Where the data below has the string "kind", return the whole line.

^^^^^^^^

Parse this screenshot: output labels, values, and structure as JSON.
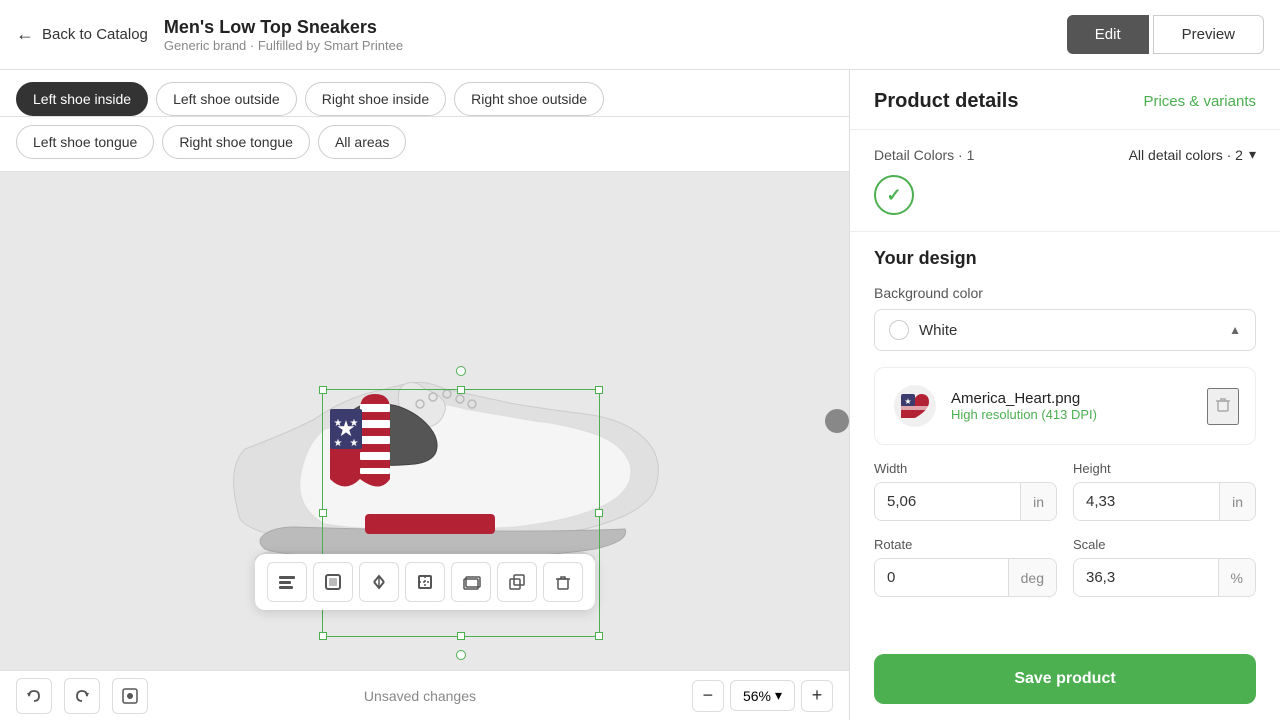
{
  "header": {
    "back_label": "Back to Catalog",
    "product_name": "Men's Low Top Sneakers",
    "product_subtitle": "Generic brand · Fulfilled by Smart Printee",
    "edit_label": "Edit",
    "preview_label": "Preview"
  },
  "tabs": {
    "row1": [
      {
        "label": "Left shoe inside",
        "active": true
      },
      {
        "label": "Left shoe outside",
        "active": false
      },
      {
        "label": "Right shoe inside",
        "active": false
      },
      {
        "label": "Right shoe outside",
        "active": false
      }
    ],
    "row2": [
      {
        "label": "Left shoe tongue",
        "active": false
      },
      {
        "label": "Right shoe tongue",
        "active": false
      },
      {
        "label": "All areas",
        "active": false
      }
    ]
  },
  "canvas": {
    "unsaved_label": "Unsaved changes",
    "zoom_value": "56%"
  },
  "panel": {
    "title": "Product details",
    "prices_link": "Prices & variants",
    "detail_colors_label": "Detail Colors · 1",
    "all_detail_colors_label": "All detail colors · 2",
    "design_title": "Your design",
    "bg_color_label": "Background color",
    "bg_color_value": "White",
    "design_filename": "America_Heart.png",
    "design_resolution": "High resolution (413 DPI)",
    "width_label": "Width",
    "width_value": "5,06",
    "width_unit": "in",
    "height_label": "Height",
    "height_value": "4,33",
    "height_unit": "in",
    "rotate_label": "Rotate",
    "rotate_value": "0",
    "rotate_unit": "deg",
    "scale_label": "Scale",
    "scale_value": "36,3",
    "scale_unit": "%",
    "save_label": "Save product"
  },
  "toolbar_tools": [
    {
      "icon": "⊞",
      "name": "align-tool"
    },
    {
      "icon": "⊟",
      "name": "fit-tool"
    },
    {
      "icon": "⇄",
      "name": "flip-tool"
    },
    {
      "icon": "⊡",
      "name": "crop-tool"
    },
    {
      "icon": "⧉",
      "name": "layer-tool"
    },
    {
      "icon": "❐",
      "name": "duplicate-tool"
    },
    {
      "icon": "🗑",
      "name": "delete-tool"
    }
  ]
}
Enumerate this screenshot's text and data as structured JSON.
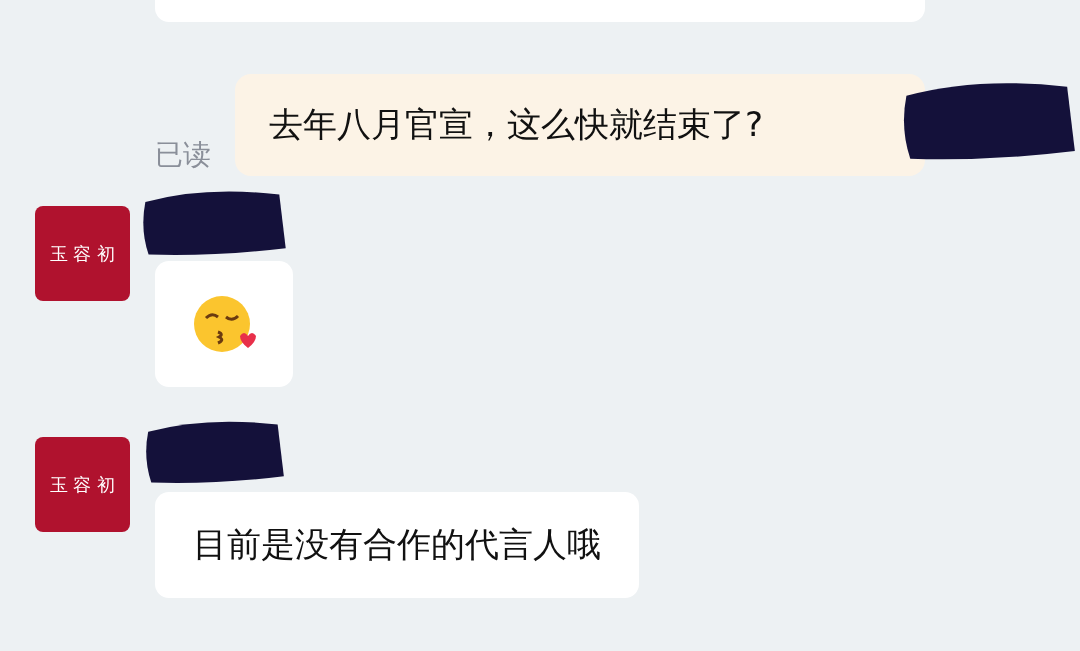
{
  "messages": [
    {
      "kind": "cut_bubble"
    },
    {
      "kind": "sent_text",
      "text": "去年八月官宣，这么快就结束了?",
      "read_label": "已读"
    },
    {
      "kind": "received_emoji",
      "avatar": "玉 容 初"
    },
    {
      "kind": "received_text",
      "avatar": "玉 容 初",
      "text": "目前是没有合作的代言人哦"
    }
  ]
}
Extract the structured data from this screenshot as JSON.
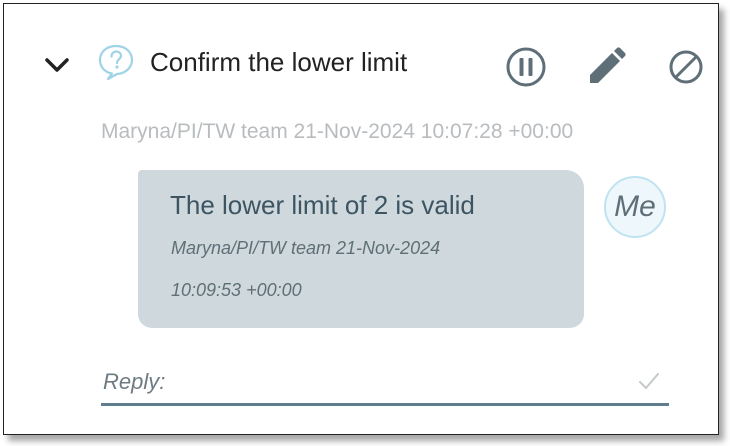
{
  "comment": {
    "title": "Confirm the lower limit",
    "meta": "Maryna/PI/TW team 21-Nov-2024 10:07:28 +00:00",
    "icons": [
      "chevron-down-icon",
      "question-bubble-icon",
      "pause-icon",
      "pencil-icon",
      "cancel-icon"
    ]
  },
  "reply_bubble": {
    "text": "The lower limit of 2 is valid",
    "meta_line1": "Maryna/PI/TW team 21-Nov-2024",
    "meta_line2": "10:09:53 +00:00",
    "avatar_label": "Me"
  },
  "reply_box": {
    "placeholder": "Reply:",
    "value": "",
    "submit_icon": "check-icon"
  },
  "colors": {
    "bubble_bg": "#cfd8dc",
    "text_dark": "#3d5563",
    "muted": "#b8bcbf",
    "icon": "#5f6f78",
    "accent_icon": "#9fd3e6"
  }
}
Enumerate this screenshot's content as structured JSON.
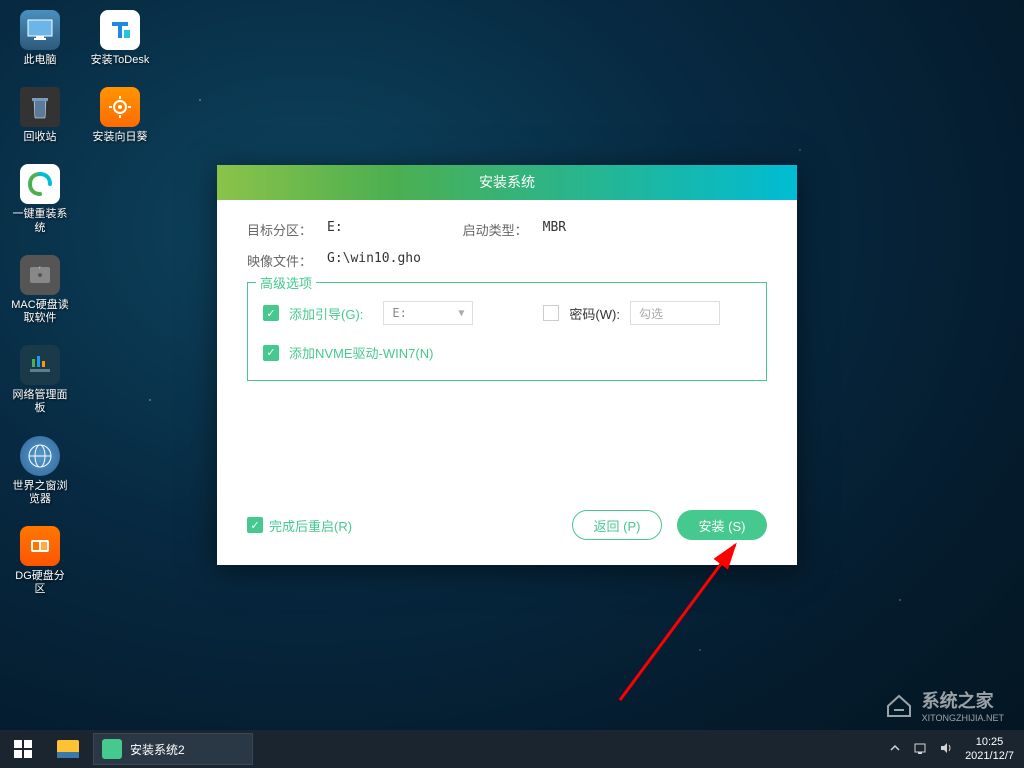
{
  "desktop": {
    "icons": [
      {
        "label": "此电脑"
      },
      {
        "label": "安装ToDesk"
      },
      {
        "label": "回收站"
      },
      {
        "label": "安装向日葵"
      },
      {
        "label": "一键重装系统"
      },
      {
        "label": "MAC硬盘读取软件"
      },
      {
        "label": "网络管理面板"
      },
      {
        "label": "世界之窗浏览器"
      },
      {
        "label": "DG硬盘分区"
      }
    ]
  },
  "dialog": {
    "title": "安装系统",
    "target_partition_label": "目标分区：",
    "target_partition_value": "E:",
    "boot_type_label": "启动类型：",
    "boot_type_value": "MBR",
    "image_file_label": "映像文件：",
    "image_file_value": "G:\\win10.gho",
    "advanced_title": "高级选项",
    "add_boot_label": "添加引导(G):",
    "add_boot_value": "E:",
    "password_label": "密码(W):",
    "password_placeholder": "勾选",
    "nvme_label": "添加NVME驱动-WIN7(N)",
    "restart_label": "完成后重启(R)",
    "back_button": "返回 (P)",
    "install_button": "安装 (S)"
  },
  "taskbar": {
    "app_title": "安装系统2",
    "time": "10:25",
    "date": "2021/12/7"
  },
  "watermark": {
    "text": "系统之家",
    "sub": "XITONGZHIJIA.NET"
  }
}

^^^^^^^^

__RESPONSE AREA__.
      "kind": "cut_bubble"
      "kind": "sent_text",
      "kind": "received_emoji",
      "kind": "received_text",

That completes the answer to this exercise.